A few hours into Quibi’s much-hyped debut, people have expressed irritation over something that’s supposed to be one of the streamer’s key differentiating features: You can only watch its lineup of original movies and shows on a mobile device.
Why, amid the stay-at-home COVID-19 crisis, is Quibi limiting itself only to the smallest screens in the house?
Jeffrey Katzenberg, the movie mogul who founded Quibi, has maintained that the mobile-only approach — delivering premium content in snackable episodes of under 10 minutes throughout the day — gives it a use case and value proposition that’s very distinct from other subscription VOD players like Netflix.
“Mobile video is the white space,” he told me in an interview last year.
That may or may not be true (given the flood of free and popular short-form stuff on Instagram, TikTok, YouTube and Facebook). But by fencing itself off in that white space, Quibi is by definition limiting its addressable market. That was already true before the coronavirus struck, and the inability to stream Quibi’s programming to TVs looks like an even more acute shortcoming now.
Quibi launched April 6, with the app going live around midnight ET with a free 90-day offer for anyone in the U.S. and Canada (and free for one year to some T-Mobile customers). Consumers have come to expect subscription-video services to be available across all platforms — TV, web and mobile — and on social media, some were in disbelief by Quibi’s mobile-only restriction.
“I was excited about this platform and then I read it’s only to be viewed on your phone? Is this shit for real?” one commenter on Twitter said. “I don’t even want it for free now. What a waste. Reminds me of when I’d watch shows on my ipod. So backward.”
Another Quibi observer wrote, “It would be wise to allow TV or else playback via HDMI. It’s a shame to be limited by the size of the phone screen.” And then there’s this comment: “Like what the hell are you thinking? Adapt the business model and allow web access during the pandemic.”
It’s a good bet Martin Scorsese disapproves as well. “I would suggest — if you ever want to see one of my pictures, or most films — please, please don’t look at it on a phone, please,” he told an interviewer last year, while discussing his mob epic “The Irishman” for Netflix.
Quibi has invested somewhere around $1 billion on content (and raised $1.75 billion) so far, from big-name directors including Steven Spielberg, Guillermo del Toro, Antoine Fuqua, Sam Raimi, Catherine Hardwicke and Peter Farrelly. And you won’t be able to watch their Quibi movies on a big HDTV, much less a movie screen. (Under Quibi’s licensing model, creator partners have the right to “reassemble” the episodes into a single movie for distribution in another window — after two years.)

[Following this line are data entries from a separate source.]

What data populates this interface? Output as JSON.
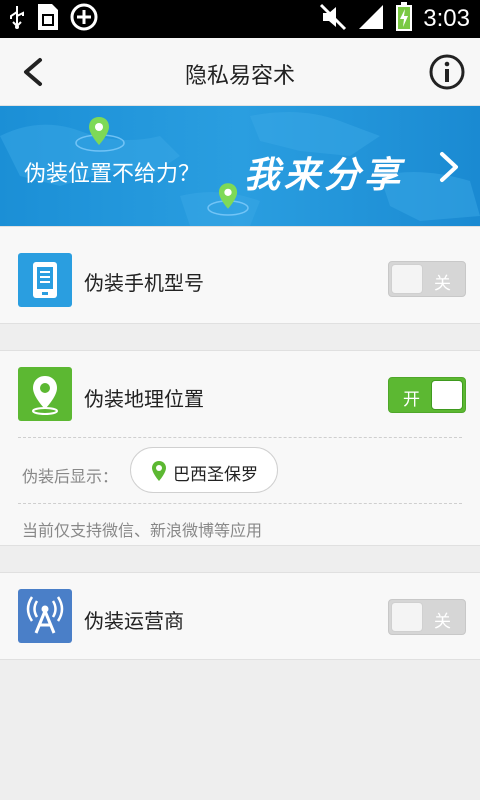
{
  "status_bar": {
    "time": "3:03",
    "left_icons": [
      "usb-icon",
      "sim-card-icon",
      "add-circle-icon"
    ],
    "right_icons": [
      "mute-icon",
      "signal-icon",
      "battery-charging-icon"
    ]
  },
  "header": {
    "title": "隐私易容术",
    "back_icon": "back-arrow-icon",
    "info_icon": "info-icon"
  },
  "banner": {
    "text": "伪装位置不给力？",
    "slogan": "我来分享",
    "arrow_icon": "chevron-right-icon"
  },
  "settings": [
    {
      "id": "phone-model",
      "label": "伪装手机型号",
      "icon": "phone-icon",
      "icon_color": "#2a9ee0",
      "toggle_state": "关",
      "enabled": false
    },
    {
      "id": "location",
      "label": "伪装地理位置",
      "icon": "location-pin-icon",
      "icon_color": "#5cb832",
      "toggle_state": "开",
      "enabled": true,
      "display_label": "伪装后显示：",
      "location_value": "巴西圣保罗",
      "note": "当前仅支持微信、新浪微博等应用"
    },
    {
      "id": "carrier",
      "label": "伪装运营商",
      "icon": "antenna-icon",
      "icon_color": "#4a7fc8",
      "toggle_state": "关",
      "enabled": false
    }
  ],
  "colors": {
    "accent_blue": "#2a9ee0",
    "accent_green": "#5cb832",
    "background": "#eeeeee"
  }
}
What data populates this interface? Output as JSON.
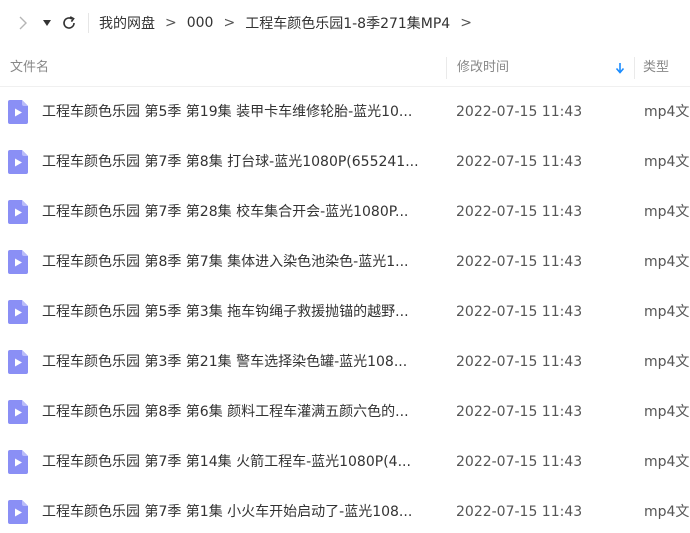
{
  "toolbar": {
    "breadcrumb": [
      "我的网盘",
      "000",
      "工程车颜色乐园1-8季271集MP4"
    ],
    "crumb_separator": ">",
    "trailing_separator": ">"
  },
  "columns": {
    "name": "文件名",
    "modified": "修改时间",
    "type": "类型"
  },
  "icons": {
    "forward": "chevron-right-icon",
    "dropdown": "caret-down-icon",
    "refresh": "refresh-icon",
    "sort": "sort-down-arrow-icon",
    "file": "video-file-icon"
  },
  "colors": {
    "accent": "#1a8cff",
    "file_icon": "#8a8ff5"
  },
  "files": [
    {
      "name": "工程车颜色乐园 第5季 第19集 装甲卡车维修轮胎-蓝光10...",
      "modified": "2022-07-15 11:43",
      "type": "mp4文"
    },
    {
      "name": "工程车颜色乐园 第7季 第8集 打台球-蓝光1080P(655241...",
      "modified": "2022-07-15 11:43",
      "type": "mp4文"
    },
    {
      "name": "工程车颜色乐园 第7季 第28集 校车集合开会-蓝光1080P...",
      "modified": "2022-07-15 11:43",
      "type": "mp4文"
    },
    {
      "name": "工程车颜色乐园 第8季 第7集 集体进入染色池染色-蓝光1...",
      "modified": "2022-07-15 11:43",
      "type": "mp4文"
    },
    {
      "name": "工程车颜色乐园 第5季 第3集 拖车钩绳子救援抛锚的越野...",
      "modified": "2022-07-15 11:43",
      "type": "mp4文"
    },
    {
      "name": "工程车颜色乐园 第3季 第21集 警车选择染色罐-蓝光108...",
      "modified": "2022-07-15 11:43",
      "type": "mp4文"
    },
    {
      "name": "工程车颜色乐园 第8季 第6集 颜料工程车灌满五颜六色的...",
      "modified": "2022-07-15 11:43",
      "type": "mp4文"
    },
    {
      "name": "工程车颜色乐园 第7季 第14集 火箭工程车-蓝光1080P(4...",
      "modified": "2022-07-15 11:43",
      "type": "mp4文"
    },
    {
      "name": "工程车颜色乐园 第7季 第1集 小火车开始启动了-蓝光108...",
      "modified": "2022-07-15 11:43",
      "type": "mp4文"
    }
  ]
}
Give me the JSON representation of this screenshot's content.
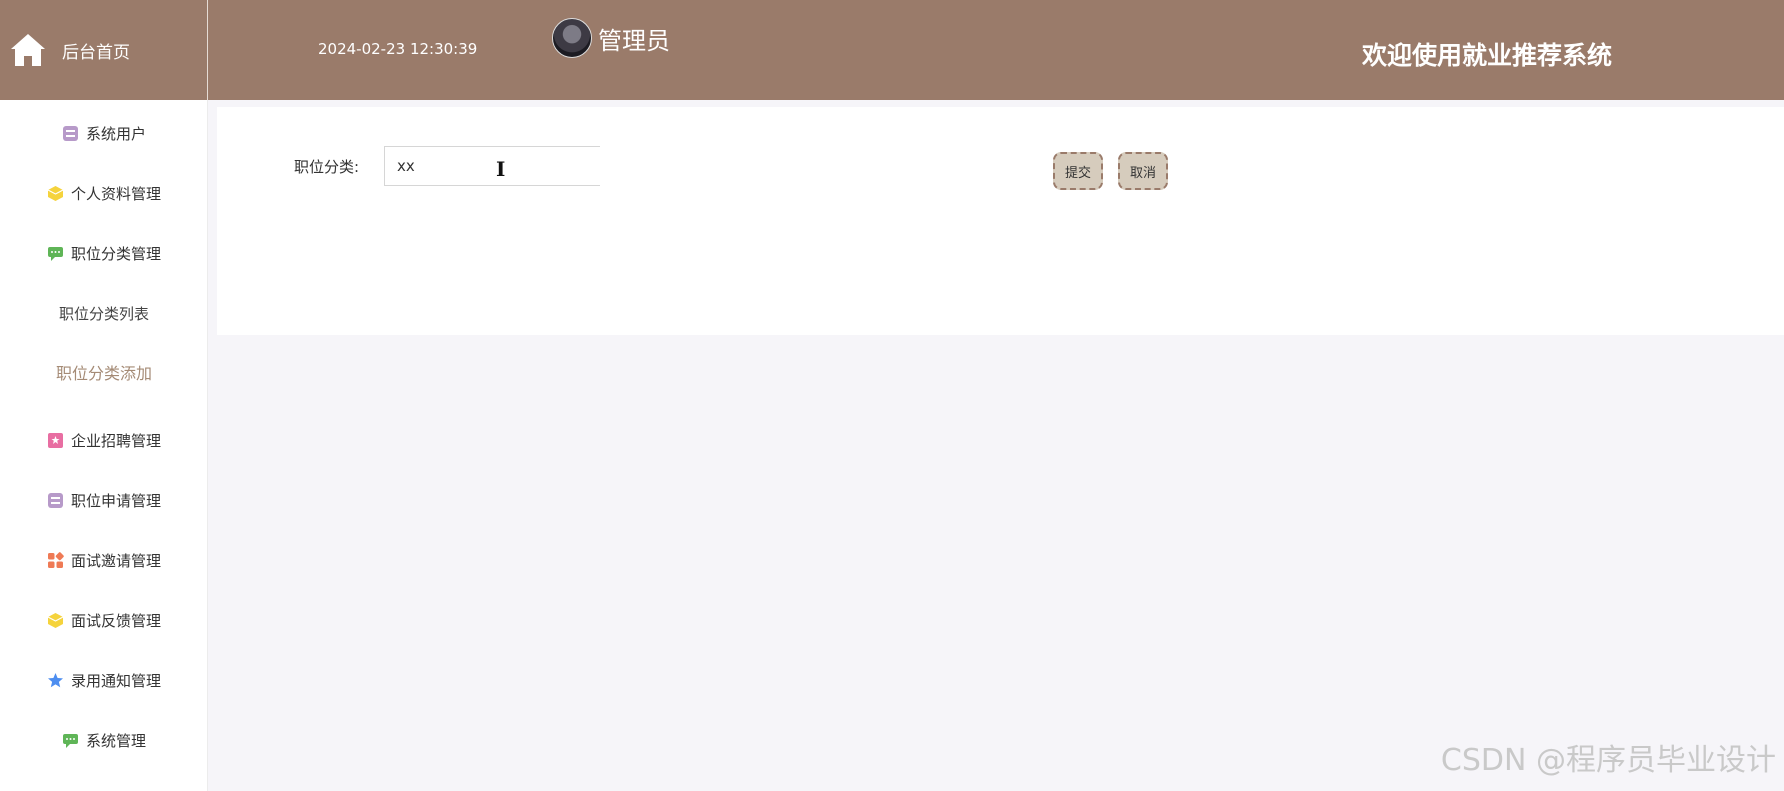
{
  "header": {
    "home_label": "后台首页",
    "datetime": "2024-02-23 12:30:39",
    "user_name": "管理员",
    "welcome": "欢迎使用就业推荐系统"
  },
  "sidebar": {
    "items": [
      {
        "label": "系统用户",
        "icon": "archive-icon",
        "color": "#b79ac9"
      },
      {
        "label": "个人资料管理",
        "icon": "cube-icon",
        "color": "#f5d33c"
      },
      {
        "label": "职位分类管理",
        "icon": "chat-icon",
        "color": "#5fb557"
      },
      {
        "label": "职位分类列表",
        "icon": null,
        "active": false
      },
      {
        "label": "职位分类添加",
        "icon": null,
        "active": true
      },
      {
        "label": "企业招聘管理",
        "icon": "document-icon",
        "color": "#e86ea2"
      },
      {
        "label": "职位申请管理",
        "icon": "archive-icon",
        "color": "#b79ac9"
      },
      {
        "label": "面试邀请管理",
        "icon": "grid-icon",
        "color": "#ef7a55"
      },
      {
        "label": "面试反馈管理",
        "icon": "cube-icon",
        "color": "#f5d33c"
      },
      {
        "label": "录用通知管理",
        "icon": "star-icon",
        "color": "#4d8ef0"
      },
      {
        "label": "系统管理",
        "icon": "chat-icon",
        "color": "#5fb557"
      }
    ]
  },
  "form": {
    "category_label": "职位分类:",
    "category_value": "xx",
    "submit_label": "提交",
    "cancel_label": "取消"
  },
  "watermark": "CSDN @程序员毕业设计"
}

Quibi execs, in explaining the mobile-only rationale, also have said that as a built-for-mobile streaming service, the content is designed to only be experienced on smartphones and tablets. The company has touted its Turnstyle feature that automatically adjusts the video stream to either full-screen portrait or landscape mode, depending on how you hold the phone (which, by the way, Quibi is being sued over). But it’s hard to see why Quibi couldn’t have produced some kind of director’s cut that you could watch on non-mobile screens.
On a separate front, others expressed frustration that Quibi appeared to be available only in North America, although in fact people worldwide can access the U.S. version of the app via Apple’s and Google’s app stores in other countries.
To be fair, those complaining about Quibi’s mobile limitation could amount to only a few squeaky wheels. Other early adopters of the app have posted enthusiastic comments about watching shows and movies like drama “Survive” starring Sophie Turner and Corey Hawkins, “Most Dangerous Game” starring Liam Hemsworth and Christoph Waltz, “Punk’d” hosted by Chance the Rapper, “Thanks a Million” from Jennifer Lopez, “Chrissy’s Court” starring Chrissy Teigen, and home-renovation comedy “Flipped” starring Will Forte and Kaitlin Olson. (See the lineup of Quibi’s 50 shows available at launch.)
At some point, Quibi CEO Meg Whitman told me, users will be able to cast shows from their phones to TVs. But that’s not in the product right now. The bottom line is that Quibi surely could have pulled in bigger audiences if it had gone cross-platform from the get-go.